You could live here for decades and never visit our city hall, the library, police station, fire hall, or municipal court—all modern and essential buildings. But all of us use and benefit from our high school. And folks, ours is in bad shape. Trust me.
A football or volleyball game. A play or musical. A town hall or public meeting. We all use and need a high school we can be proud of. The Mutchlers homeschool our children, but we still enjoy use of the schools for music, art, sports, and theatre. A few times a year our church rents the FHS auditorium for dance recitals, and that’s just our connections with the school.
For Ferndale to continue to be a quality first-class city, we can’t continue to send our kids to an aging collection of disconnected ill-equipped buildings we call Ferndale High.
Sure, we can keep patching and repurposing, but that’s incredibly expensive, a poor use of public funds, and might barely give us another decade or so. Now is the time to replace.
I join working families in Ferndale who want schools that support high-quality pathways for college, career and technical education. If we are serious about preparing our students for the 21st century jobs, we cannot educate them in a 20th century building.
Our school educators and professionals in Ferndale are a talented group of individuals and I am proud of their success. In 2018, 85.7 % of students graduated on time at Ferndale High School – the highest in school history. That’s a credit to our hardworking teachers – and they did so despite being hamstrung by freezing temperatures when the boiler would falter, a leaky roof and aging equipment.
We can do better.
I write this piece as we look towards a Special Election in Ferndale on February 12th. During this election, my neighbors and friends in Ferndale will have the opportunity to invest in our students by approving the Ferndale School Bond Proposal. Supporting public education means investing in facilities. In Ferndale, it is time for that investment.
Please join me in voting to approve the Ferndale School Bond in February.
City of Ferndale Mayor

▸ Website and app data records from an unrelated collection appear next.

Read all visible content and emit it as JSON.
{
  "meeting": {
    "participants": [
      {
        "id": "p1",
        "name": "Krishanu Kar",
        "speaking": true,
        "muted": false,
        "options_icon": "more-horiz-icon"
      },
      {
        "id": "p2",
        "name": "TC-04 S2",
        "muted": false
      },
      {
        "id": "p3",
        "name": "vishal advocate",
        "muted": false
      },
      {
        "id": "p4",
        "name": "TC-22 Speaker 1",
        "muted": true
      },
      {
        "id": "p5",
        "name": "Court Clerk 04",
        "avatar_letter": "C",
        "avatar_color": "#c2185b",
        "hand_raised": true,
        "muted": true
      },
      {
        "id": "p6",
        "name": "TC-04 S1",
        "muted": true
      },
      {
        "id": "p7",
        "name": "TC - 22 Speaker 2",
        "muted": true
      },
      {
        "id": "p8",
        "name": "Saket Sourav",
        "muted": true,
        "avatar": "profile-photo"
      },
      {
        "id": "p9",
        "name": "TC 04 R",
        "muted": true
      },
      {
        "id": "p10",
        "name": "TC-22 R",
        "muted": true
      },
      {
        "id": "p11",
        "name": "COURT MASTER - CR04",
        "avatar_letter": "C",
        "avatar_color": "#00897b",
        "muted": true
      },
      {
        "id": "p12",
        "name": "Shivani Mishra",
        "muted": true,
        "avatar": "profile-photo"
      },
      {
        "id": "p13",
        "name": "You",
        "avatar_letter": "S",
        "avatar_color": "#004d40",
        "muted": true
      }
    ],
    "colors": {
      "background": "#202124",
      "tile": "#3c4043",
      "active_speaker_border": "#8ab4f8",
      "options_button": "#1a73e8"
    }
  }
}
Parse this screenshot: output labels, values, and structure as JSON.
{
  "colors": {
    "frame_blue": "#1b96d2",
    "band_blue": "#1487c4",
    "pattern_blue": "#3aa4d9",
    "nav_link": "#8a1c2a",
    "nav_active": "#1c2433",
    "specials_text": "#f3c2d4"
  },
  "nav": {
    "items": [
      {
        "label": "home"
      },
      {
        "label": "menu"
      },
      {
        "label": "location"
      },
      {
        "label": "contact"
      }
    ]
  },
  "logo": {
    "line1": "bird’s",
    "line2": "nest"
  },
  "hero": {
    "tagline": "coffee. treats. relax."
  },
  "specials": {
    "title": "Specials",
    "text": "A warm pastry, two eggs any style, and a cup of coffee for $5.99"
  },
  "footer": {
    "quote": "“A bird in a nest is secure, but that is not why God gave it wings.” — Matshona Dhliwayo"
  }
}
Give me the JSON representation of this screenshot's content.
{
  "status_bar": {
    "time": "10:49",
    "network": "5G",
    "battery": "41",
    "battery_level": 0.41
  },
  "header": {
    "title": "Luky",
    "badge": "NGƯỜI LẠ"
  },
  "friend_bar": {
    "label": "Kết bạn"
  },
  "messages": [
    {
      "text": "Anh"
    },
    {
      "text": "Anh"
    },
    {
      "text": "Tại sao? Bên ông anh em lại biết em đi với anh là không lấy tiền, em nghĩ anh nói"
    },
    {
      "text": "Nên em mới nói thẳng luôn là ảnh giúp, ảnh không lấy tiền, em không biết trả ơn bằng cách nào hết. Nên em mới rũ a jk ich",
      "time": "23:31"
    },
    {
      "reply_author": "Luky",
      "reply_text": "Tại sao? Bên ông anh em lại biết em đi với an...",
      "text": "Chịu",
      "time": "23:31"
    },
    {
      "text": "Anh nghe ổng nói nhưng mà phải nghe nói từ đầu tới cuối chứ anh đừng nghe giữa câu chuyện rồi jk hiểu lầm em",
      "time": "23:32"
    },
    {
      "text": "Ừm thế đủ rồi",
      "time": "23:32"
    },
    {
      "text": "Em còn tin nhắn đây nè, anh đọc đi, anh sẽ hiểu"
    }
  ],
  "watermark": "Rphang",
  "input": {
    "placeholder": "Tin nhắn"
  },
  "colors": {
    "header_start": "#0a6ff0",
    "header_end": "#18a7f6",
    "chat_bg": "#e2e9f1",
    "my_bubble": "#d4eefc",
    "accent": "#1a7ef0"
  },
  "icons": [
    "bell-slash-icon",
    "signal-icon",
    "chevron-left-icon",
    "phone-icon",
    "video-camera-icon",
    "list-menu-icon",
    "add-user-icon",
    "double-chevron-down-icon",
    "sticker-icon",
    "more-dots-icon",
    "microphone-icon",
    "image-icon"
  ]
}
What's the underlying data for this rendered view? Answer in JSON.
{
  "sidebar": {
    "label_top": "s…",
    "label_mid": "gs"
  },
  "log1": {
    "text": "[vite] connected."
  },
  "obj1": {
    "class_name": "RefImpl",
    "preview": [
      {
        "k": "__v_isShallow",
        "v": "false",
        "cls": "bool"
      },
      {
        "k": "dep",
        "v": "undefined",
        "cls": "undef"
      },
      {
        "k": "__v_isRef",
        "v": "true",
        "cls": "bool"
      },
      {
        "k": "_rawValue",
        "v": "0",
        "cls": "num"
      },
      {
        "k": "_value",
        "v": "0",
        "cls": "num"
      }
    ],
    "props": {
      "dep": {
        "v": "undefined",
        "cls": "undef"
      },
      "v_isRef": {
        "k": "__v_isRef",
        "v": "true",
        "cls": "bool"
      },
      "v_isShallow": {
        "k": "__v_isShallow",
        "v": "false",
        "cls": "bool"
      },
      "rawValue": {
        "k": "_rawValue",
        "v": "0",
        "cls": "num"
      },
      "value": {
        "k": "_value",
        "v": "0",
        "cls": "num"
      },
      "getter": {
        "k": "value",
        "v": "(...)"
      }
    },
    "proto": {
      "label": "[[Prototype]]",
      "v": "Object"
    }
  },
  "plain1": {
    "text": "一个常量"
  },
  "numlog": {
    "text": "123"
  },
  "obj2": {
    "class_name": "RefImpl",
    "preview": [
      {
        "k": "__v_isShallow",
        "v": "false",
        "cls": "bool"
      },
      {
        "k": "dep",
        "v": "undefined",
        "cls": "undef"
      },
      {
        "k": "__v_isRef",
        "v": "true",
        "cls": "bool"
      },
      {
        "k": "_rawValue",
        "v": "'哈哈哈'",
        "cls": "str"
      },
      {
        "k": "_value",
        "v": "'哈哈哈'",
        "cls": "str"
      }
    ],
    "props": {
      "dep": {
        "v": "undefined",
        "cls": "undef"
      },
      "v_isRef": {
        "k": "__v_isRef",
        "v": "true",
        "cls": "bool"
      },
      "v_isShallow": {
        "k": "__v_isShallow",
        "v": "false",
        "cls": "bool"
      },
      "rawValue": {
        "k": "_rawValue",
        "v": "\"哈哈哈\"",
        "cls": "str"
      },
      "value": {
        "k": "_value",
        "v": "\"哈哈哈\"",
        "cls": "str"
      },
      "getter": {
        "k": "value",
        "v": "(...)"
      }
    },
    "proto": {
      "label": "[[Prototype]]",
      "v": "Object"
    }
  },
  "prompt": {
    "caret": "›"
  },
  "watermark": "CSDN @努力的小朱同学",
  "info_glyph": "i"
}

Letters to the Editor submitted to My Ferndale News are the opinions of the author(s) and do not necessarily reflect the opinions of the publisher of My Ferndale News.